Collection entries
________

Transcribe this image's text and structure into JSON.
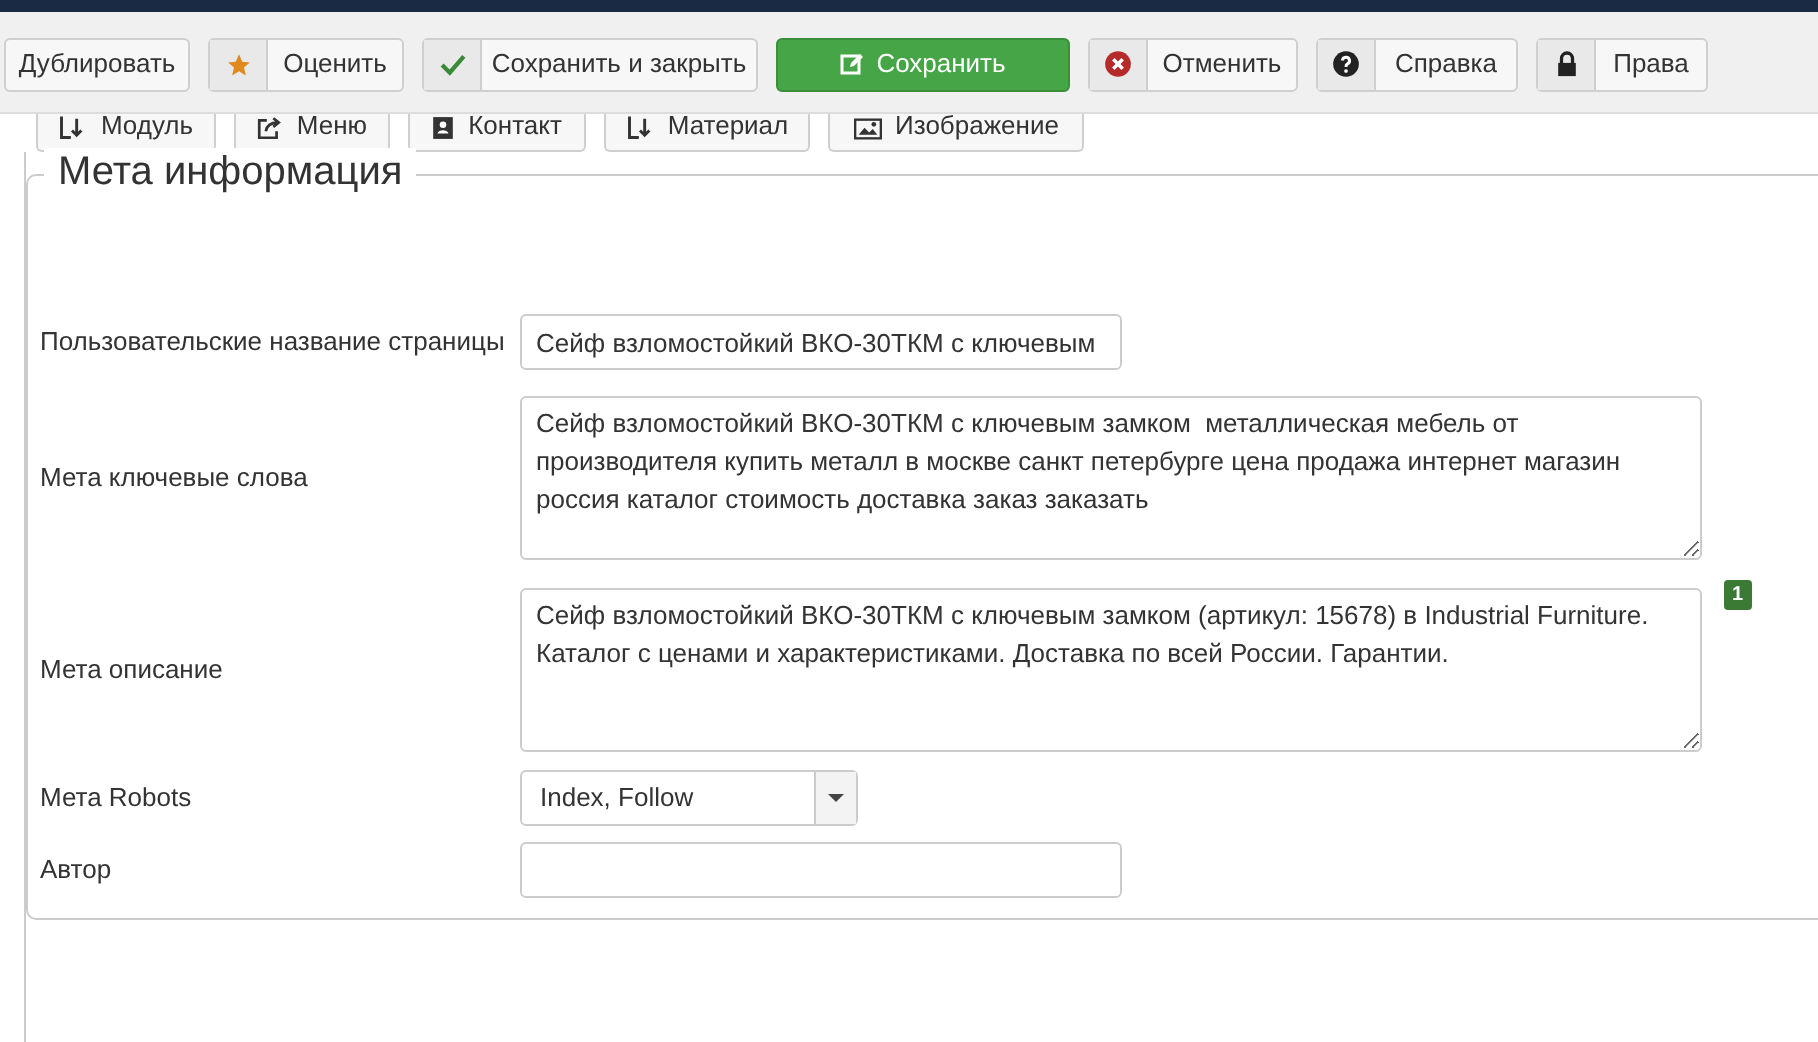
{
  "toolbar": {
    "buttons": [
      {
        "label": "Дублировать",
        "kind": "plain"
      },
      {
        "label": "Оценить",
        "kind": "icon"
      },
      {
        "label": "Сохранить и закрыть",
        "kind": "icon"
      },
      {
        "label": "Сохранить",
        "kind": "primary"
      },
      {
        "label": "Отменить",
        "kind": "icon"
      },
      {
        "label": "Справка",
        "kind": "icon"
      },
      {
        "label": "Права",
        "kind": "icon"
      }
    ]
  },
  "editor_buttons": [
    "Модуль",
    "Меню",
    "Контакт",
    "Материал",
    "Изображение"
  ],
  "fieldset": {
    "legend": "Мета информация",
    "fields": [
      {
        "label": "Пользовательские название страницы",
        "kind": "input",
        "value": "Сейф взломостойкий ВКО-30ТКМ с ключевым"
      },
      {
        "label": "Мета ключевые слова",
        "kind": "textarea",
        "value": "Сейф взломостойкий ВКО-30ТКМ с ключевым замком  металлическая мебель от производителя купить металл в москве санкт петербурге цена продажа интернет магазин россия каталог стоимость доставка заказ заказать"
      },
      {
        "label": "Мета описание",
        "kind": "textarea",
        "value": "Сейф взломостойкий ВКО-30ТКМ с ключевым замком (артикул: 15678) в Industrial Furniture. Каталог с ценами и характеристиками. Доставка по всей России. Гарантии.",
        "badge": "1"
      },
      {
        "label": "Мета Robots",
        "kind": "select",
        "value": "Index, Follow"
      },
      {
        "label": "Автор",
        "kind": "input"
      }
    ]
  }
}
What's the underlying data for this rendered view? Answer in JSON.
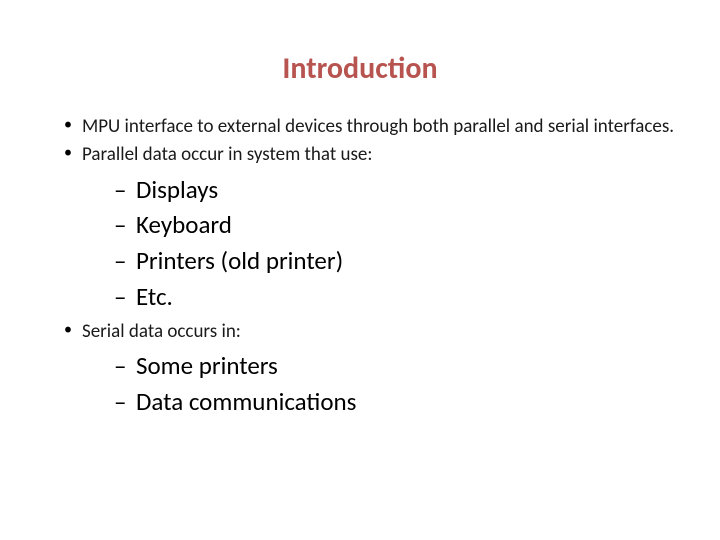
{
  "title": "Introduction",
  "bullets": {
    "b1": "MPU interface to external devices through both parallel and serial interfaces.",
    "b2": "Parallel data occur in system that use:",
    "b2_items": {
      "i1": "Displays",
      "i2": "Keyboard",
      "i3": "Printers (old printer)",
      "i4": "Etc."
    },
    "b3": "Serial data occurs in:",
    "b3_items": {
      "i1": "Some printers",
      "i2": "Data communications"
    }
  }
}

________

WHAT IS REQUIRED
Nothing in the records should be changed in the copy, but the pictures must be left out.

EXERCISE RESPONSE
Transcribe this image's text and structure into JSON.
{
  "toolbar": {
    "buttons": [
      {
        "label": "Дублировать",
        "kind": "plain"
      },
      {
        "label": "Оценить",
        "kind": "icon"
      },
      {
        "label": "Сохранить и закрыть",
        "kind": "icon"
      },
      {
        "label": "Сохранить",
        "kind": "primary"
      },
      {
        "label": "Отменить",
        "kind": "icon"
      },
      {
        "label": "Справка",
        "kind": "icon"
      },
      {
        "label": "Права",
        "kind": "icon"
      }
    ]
  },
  "editor_buttons": [
    "Модуль",
    "Меню",
    "Контакт",
    "Материал",
    "Изображение"
  ],
  "fieldset": {
    "legend": "Мета информация",
    "fields": [
      {
        "label": "Пользовательские название страницы",
        "kind": "input",
        "value": "Сейф взломостойкий ВКО-30ТКМ с ключевым"
      },
      {
        "label": "Мета ключевые слова",
        "kind": "textarea",
        "value": "Сейф взломостойкий ВКО-30ТКМ с ключевым замком  металлическая мебель от производителя купить металл в москве санкт петербурге цена продажа интернет магазин россия каталог стоимость доставка заказ заказать"
      },
      {
        "label": "Мета описание",
        "kind": "textarea",
        "value": "Сейф взломостойкий ВКО-30ТКМ с ключевым замком (артикул: 15678) в Industrial Furniture. Каталог с ценами и характеристиками. Доставка по всей России. Гарантии.",
        "badge": "1"
      },
      {
        "label": "Мета Robots",
        "kind": "select",
        "value": "Index, Follow"
      },
      {
        "label": "Автор",
        "kind": "input"
      }
    ]
  }
}
What's the underlying data for this rendered view? Answer in JSON.
{
  "title": "Introduction",
  "bullets": {
    "b1": "MPU interface to external devices through both parallel and serial interfaces.",
    "b2": "Parallel data occur in system that use:",
    "b2_items": {
      "i1": "Displays",
      "i2": "Keyboard",
      "i3": "Printers (old printer)",
      "i4": "Etc."
    },
    "b3": "Serial data occurs in:",
    "b3_items": {
      "i1": "Some printers",
      "i2": "Data communications"
    }
  }
}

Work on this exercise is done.